A new law requires the Iowa Department of Health and Human Services to come up with a formula to raise the Medicaid reimbursement rate for Iowa nursing homes that accept registered sex offenders. The higher reimbursement would only be available to nursing homes that establish a separate unit for sex offenders. Six years ago lawmakers discussed whether the state should establish a facility to care for geriatric patients who are convicted sex offenders or are sexually aggressive. Hundreds of the nearly 66-hundred people listed on the state’s sex offender registry need skilled nursing care.
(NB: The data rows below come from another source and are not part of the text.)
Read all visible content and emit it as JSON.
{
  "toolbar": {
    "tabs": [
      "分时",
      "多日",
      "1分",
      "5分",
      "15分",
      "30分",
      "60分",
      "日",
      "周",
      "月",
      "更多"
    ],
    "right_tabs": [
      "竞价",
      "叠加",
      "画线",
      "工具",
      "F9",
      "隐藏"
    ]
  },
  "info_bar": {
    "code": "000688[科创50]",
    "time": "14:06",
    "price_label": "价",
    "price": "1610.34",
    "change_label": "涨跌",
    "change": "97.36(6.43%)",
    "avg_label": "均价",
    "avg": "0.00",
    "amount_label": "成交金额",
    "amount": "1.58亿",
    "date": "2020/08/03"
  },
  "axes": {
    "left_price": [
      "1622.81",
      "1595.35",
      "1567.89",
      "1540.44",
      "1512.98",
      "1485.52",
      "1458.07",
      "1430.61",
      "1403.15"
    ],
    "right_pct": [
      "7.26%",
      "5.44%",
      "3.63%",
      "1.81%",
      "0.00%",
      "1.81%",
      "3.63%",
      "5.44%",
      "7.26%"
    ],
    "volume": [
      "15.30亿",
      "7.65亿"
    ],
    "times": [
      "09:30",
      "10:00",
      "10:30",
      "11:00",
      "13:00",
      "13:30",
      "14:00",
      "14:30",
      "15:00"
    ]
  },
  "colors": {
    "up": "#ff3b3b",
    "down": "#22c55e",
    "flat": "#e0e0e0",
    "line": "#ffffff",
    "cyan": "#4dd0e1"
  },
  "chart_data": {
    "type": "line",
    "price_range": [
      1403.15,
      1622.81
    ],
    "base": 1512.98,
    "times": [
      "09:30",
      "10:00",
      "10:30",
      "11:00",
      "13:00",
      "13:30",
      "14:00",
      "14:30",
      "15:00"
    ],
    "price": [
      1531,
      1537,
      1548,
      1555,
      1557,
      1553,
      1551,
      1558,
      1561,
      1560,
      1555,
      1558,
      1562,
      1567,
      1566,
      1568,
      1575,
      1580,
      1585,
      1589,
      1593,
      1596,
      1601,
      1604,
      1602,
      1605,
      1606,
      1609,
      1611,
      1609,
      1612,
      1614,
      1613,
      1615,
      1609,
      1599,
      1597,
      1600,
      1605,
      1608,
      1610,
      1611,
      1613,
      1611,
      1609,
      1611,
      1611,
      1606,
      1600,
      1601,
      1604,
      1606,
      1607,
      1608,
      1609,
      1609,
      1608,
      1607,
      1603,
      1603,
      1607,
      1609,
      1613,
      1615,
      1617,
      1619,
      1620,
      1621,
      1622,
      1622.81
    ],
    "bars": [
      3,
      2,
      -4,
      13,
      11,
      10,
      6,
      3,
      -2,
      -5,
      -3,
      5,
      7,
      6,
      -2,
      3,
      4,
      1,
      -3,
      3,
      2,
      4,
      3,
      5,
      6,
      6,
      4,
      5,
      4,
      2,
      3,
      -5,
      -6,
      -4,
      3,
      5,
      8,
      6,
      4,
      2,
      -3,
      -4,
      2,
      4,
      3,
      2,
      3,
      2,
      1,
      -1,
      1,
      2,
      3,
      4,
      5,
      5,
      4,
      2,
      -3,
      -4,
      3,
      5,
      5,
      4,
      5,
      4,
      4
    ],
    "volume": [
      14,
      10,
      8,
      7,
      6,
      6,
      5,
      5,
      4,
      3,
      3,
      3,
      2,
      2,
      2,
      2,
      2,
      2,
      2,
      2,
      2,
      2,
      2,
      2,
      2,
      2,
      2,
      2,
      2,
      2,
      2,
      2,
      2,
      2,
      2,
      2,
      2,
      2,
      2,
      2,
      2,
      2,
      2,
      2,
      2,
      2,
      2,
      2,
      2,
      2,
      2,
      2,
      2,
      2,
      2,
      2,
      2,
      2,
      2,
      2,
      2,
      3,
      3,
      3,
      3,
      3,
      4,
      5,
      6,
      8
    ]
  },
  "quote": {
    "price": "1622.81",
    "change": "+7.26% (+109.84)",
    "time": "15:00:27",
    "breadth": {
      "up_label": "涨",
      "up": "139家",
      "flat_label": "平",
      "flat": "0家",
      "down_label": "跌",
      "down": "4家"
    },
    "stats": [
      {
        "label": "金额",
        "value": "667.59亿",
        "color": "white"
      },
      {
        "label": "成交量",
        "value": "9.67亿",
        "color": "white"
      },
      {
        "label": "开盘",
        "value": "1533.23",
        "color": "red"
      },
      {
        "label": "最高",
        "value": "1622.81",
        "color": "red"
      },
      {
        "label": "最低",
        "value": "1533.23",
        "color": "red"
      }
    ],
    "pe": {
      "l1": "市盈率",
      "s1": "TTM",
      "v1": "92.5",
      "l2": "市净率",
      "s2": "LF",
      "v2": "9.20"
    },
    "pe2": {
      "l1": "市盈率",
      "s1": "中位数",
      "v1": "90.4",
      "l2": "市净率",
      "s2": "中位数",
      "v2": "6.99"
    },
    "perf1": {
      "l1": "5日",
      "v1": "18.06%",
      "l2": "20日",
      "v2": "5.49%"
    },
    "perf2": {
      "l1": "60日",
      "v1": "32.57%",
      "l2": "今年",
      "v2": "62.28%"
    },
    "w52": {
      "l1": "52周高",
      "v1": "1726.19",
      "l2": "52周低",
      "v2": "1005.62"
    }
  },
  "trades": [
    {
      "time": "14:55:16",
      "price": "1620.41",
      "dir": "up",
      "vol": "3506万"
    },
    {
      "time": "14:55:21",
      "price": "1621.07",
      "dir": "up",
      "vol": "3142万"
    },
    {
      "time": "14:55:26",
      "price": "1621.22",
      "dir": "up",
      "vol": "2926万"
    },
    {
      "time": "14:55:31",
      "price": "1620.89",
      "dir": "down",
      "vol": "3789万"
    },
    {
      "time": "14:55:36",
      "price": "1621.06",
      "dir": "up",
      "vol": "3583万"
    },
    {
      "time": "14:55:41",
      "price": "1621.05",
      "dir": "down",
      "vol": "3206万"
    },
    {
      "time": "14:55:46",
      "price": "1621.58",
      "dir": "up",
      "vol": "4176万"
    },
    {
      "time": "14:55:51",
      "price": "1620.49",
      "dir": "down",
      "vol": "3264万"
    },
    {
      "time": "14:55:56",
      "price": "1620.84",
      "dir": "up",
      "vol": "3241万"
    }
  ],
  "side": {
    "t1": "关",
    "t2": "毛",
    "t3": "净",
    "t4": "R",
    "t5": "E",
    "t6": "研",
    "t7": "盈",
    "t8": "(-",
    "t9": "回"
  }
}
And some of those who’ve been committed to the state unit for sexually violent offenders are in declining health or have been diagnosed with dementia and need to be transferred to a nursing home.



The Le Mars city council approved second reading of an amended sewer rate ordinance.  The ordinance increases sewer rates by 10% for all classes of use.  Under this amendment, monthly residential charges will increase from 8.51 to 9.36.  One more reading is required before the measure is adopted.  The funds raised by the rate increase will cover a budget shortfall.
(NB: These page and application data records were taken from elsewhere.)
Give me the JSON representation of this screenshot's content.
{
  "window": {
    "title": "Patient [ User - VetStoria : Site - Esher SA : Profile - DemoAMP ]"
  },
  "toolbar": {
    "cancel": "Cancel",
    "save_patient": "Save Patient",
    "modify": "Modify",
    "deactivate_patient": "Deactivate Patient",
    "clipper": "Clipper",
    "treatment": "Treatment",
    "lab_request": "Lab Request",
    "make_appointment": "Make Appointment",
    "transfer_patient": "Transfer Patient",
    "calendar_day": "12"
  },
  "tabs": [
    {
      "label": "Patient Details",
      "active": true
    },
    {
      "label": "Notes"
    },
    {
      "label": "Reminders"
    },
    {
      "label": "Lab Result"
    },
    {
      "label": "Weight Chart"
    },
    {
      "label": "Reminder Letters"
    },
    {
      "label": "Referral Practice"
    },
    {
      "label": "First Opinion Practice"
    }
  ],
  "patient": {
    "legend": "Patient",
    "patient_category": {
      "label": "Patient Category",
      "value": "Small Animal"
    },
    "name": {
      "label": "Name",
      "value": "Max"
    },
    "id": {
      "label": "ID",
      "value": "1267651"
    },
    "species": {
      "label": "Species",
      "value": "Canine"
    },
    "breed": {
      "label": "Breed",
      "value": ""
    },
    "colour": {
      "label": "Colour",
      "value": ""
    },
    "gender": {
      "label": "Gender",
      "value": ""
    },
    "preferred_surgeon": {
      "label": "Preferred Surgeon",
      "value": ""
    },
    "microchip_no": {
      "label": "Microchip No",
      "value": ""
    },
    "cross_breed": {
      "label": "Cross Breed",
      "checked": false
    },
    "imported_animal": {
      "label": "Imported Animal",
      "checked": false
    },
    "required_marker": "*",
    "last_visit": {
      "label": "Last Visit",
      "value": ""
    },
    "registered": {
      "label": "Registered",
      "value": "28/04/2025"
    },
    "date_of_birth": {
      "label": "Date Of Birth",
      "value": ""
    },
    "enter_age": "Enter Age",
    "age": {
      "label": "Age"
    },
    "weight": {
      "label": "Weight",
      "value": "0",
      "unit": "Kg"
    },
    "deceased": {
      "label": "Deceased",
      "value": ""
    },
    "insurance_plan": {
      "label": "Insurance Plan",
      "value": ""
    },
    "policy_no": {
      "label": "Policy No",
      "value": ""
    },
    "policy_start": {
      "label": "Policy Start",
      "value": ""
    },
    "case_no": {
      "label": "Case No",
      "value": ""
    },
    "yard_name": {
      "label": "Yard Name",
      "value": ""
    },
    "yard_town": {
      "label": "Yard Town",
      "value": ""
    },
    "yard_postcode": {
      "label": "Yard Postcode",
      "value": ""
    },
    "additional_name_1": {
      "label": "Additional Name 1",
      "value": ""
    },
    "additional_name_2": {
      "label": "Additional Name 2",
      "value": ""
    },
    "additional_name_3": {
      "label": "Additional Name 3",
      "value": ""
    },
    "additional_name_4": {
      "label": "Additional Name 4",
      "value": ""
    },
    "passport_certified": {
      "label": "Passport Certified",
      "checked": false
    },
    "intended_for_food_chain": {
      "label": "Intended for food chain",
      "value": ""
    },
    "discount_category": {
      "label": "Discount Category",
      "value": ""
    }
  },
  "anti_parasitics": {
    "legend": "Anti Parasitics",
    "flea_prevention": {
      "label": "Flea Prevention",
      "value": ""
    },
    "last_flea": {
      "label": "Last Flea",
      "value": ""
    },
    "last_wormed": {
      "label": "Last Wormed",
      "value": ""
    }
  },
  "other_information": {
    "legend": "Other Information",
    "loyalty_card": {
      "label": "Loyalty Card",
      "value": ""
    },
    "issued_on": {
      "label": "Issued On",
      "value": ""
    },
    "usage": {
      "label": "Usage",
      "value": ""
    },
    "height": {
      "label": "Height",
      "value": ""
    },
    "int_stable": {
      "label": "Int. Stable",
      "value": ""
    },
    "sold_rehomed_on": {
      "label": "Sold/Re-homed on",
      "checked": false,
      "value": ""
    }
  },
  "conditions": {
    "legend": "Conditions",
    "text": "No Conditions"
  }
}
The council also waived third reading and adopted an ordinance which amends rules for the Board of Trustees of the Le Mars Public Library.  The rules, which set board terms, board makeup, and reporting to the city council, will take effect when published.
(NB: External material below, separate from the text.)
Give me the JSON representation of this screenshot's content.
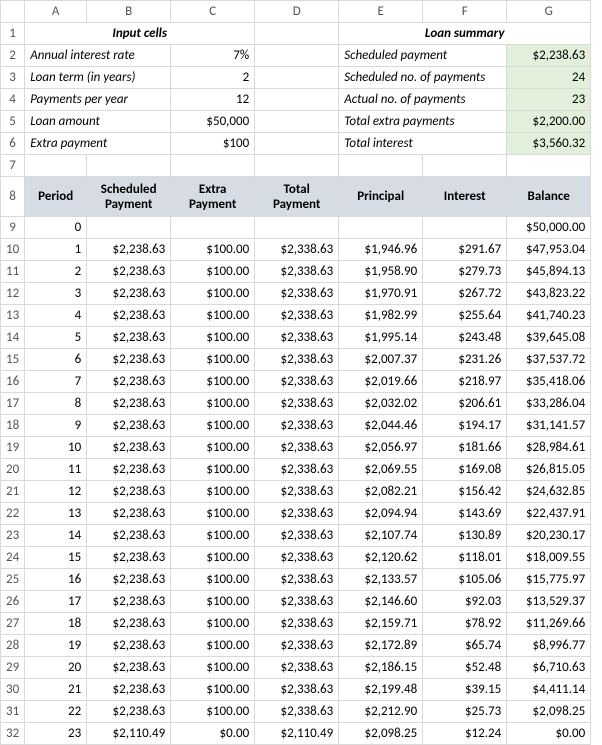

Thirteen members of Sioux City’s Fire Rescue who serve in Iowa Taks Force One returned home from Davenport, Iowa, Tuesday afternoon.  The special unit had been activated by Iowa Homeland Security on June 1st to assist Davenport agencies in searching for victims who were unaccounted for in the collapse of an apartment building in that city.  Lt. Joe Rodriquez serves in the unit, which also had members deployed from Cedar Rapids.

Task Force One brought a full cache of rescue equipment with them and worked in 12 hour shifts around the clock, with half of the personnel starting from 7 a.m. to 7 p.m.  Rodriquez says the Cedar Rapids group had arrived a day earlier and stabilized the buidling so it was safe to search for the remaining victims in the debris-filled basement.          

Rodriquez says the Task Force One wanted to bring closure to the families of the three missing victims and ensure nobody else was unaccounted for.

He says Task Force One trains year round for emergency situations, and has a variety of specialized personnel serving on it.

Rodriquez says the Task Force One members accomplished their mission in Davenport and the Sioux City and Cedar Rapids members worked seamlessly together in their search effort.



After a few weeks of modest improvements, drought conditions are again worsening in many parts of Iowa as the hottest, driest season of summer is about to begin. Despite a few recent rain showers that soaked some areas of Iowa, state climatologist Justin Glisan says many other areas remain bone-dry, and June is already starting out quite warm.

Computer models also indicate we may be trending toward near-normal precipitation to perhaps wetter-than-average conditions. Looking back at spring, which is traditionally March, April and May, it was the opposite.

Glisan says it’s shaping up to be the 20th driest spring on record for Iowa, and rainfall during May was scarce.

The just-concluded month was also warmer than normal.

A few counties in far eastern and northeastern Iowa are considered “normal” on the latest U-S Drought Monitor map, while roughly 53 counties are considered abnormally dry, and around 40 counties are in moderate to exceptional drought.



Iowa Senator Joni Ernst says the recent deal to raise the nation’s borrowing limit wasn’t perfect, but it was acceptable to enough Republicans and Democrats to avert a federal government default. President Biden said months ago he would not negotiate on raising the so-called debt ceiling, but the bill he signed last week includes spending reforms. Ernst and the rest of  Iowa’s congressional delegation voted for it. The deal removes work requirements for veterans and homeless adults who receive what are commonly called food stamps, but more older adults between the ages of 50 and 54 who do not have children will be required to work or be training for a new job. Ernst says that’s a big, huge win for Republicans.